(Beginning of Data provided)
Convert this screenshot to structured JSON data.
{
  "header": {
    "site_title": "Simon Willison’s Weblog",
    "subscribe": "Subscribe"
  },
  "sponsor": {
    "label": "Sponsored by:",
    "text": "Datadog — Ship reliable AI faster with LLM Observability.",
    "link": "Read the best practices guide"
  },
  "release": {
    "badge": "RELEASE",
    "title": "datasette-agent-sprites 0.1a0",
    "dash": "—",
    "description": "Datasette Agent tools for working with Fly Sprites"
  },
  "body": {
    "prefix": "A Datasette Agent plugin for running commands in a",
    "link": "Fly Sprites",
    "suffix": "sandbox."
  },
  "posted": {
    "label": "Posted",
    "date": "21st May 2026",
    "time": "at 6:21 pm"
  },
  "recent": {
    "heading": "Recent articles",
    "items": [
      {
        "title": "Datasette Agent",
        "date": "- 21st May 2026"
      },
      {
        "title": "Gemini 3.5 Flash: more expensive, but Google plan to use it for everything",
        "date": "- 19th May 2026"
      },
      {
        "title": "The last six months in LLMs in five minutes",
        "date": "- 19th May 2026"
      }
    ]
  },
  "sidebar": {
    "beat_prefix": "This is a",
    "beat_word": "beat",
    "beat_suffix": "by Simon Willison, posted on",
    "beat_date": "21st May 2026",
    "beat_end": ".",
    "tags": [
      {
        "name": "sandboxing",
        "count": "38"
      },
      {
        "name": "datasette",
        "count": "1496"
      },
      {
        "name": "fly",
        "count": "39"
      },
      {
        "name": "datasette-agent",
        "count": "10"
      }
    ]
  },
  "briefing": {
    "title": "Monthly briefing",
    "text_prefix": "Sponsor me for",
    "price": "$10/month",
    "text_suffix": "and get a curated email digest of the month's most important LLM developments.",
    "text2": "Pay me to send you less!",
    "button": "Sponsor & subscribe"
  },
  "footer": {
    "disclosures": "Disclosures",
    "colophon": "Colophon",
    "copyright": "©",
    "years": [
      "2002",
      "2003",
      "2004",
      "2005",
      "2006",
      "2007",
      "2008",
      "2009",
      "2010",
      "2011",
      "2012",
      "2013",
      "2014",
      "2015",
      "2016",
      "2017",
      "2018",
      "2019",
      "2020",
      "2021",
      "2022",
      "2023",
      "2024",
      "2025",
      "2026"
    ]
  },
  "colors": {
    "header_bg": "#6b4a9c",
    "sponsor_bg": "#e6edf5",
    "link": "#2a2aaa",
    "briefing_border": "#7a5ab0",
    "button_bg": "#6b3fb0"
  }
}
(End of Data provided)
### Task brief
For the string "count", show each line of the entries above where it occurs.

### Result of this task
        "count": "38"
        "count": "1496"
        "count": "39"
        "count": "10"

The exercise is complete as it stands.